A year or two ago, a highly-regarded Conservative rabbi told me that within five to ten years, Conservative rabbis would be officiating. I know another highly-regarded Conservative rabbi who is trying to figure out a way to be involved with interfaith couples along with another rabbi who would ultimately officiate at the wedding. And on Yom Kippur this year, Rabbi Adina Lewittes, a Conservative rabbi who had served as assistant dean of the Jewish Theological Seminary, delivered a sermon in which she revealed that she would officiate at intermarriages and had resigned from the Rabbinical Assembly.
According to yesterday’s JTA article, Rabbi Wesley Gardenswartz of Temple Emanuel in Newton, MA, one of the largest Conservative synagogues in the country, had sent an email to congregants seeking support for a policy that would enable him to officiate at interfaith weddings where the couple had committed to a “Covenant to Raise Jewish Children.” Apparently there were significant reservations about the proposed “Covenant,” so the proposed policy was withdrawn, although Rabbi Gardenwartz said the congregation would “explore ways to be more welcoming to interfaith families both before and after the wedding.”

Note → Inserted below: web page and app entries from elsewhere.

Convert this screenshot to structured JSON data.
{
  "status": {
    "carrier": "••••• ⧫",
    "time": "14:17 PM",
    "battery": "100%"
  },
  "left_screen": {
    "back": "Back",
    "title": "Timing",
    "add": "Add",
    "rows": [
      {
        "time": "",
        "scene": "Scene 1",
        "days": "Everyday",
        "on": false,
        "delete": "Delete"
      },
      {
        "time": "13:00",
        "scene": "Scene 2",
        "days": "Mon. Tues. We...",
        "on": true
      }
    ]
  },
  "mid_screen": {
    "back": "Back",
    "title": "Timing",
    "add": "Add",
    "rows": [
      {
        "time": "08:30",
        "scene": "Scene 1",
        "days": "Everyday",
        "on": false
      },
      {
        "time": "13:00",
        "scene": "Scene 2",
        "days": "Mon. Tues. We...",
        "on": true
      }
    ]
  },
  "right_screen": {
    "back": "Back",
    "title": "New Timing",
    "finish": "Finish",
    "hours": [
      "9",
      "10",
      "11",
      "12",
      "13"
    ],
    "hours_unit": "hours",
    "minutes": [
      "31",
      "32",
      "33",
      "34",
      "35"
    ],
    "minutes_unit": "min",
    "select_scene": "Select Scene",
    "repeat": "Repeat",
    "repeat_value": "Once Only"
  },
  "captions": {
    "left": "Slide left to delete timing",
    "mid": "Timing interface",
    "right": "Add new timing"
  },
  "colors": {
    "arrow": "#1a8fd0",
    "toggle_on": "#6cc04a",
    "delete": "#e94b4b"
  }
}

I agree with Rabbi Chuck Simon of the Federation of Jewish Men’s clubs who is quoted in the JTA article as describing “the move by someone of Gardenswartz’s stature to review policy on interfaith unions” as a potential “game changer for the movement” and “the beginning of a huge paradigm shift.” Although the head of the Rabbinical Assembly is quoted in the article as saying “we don’t see the performance of intermarriage as something rabbis can do,” we expect that as more and more Conservative leaders see officiation as a potential “door opener” and their existing policy as a potential “door closer,” we will see more moves like Rabbi Gardenswartz’s toward a change in that approach.

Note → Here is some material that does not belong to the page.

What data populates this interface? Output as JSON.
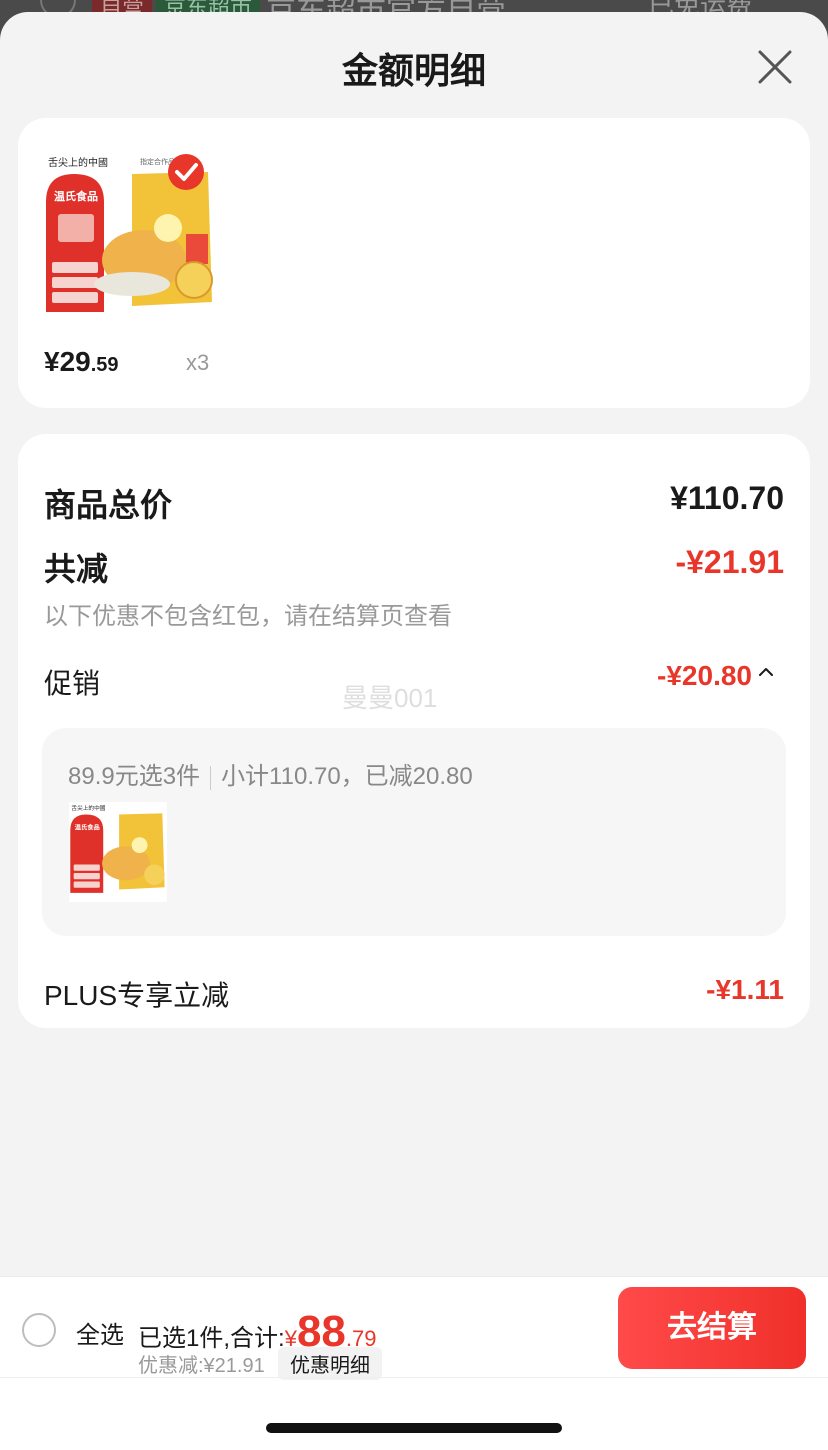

In a nutshell, where Wertheimer and Cohen cite a decades-ago sociologist who when asked what the grandchildren of intermarried Jews should be called responded “Christian,” Edelsberg and Edelstein dismiss that notion as neither apt nor helpful. They note that thousands of young Jews – up to half of whom would be dismissed by Wertheimer and Cohen as “Christian” – attend Jewish summer camps, Jewish teen programs, Hillel and Moishe House. They put Wertheimer and Cohen’s pessimism in its place:
In the end, Wertheimer and Cohen’s depiction of [American Jewish] life as in need of being pulled back “from the brink” is another caricature of Jews as (in the phrase of the late Simon Rawidowicz) an “ever-dying people.” This belies our extraordinary history as a people and an ever-renewing faith tradition that, time and again, have demonstrated an ability to evolve and adapt, thereby avoiding the cliff that Wertheimer and Cohen have artificially constructed.
Every piece of research that has asked people in interfaith relationships why they are or are not engaged Jewishly cites numerous instances of interfaith couples feeling judged, or they or their children evaluated as “less Jewish.” Interfaith families still experience or perceive negative attitudes about their marriage choices from Jews and Jewish leaders – attitudes that are fueled by essays like Wertheimer and Cohen’s. That’s why the optimistic view of the future, on the part of one of the Jewish community’s most important philanthropists, is so important. That view supports increased efforts to engage even more interfaith families and children of interfaith families in Jewish life and community – to insure, in Edelsberg and Edelstein’s words, that diverse Jews “will continue to invigorate contemporary Judaism and invent new ways to experience American Jewish life.”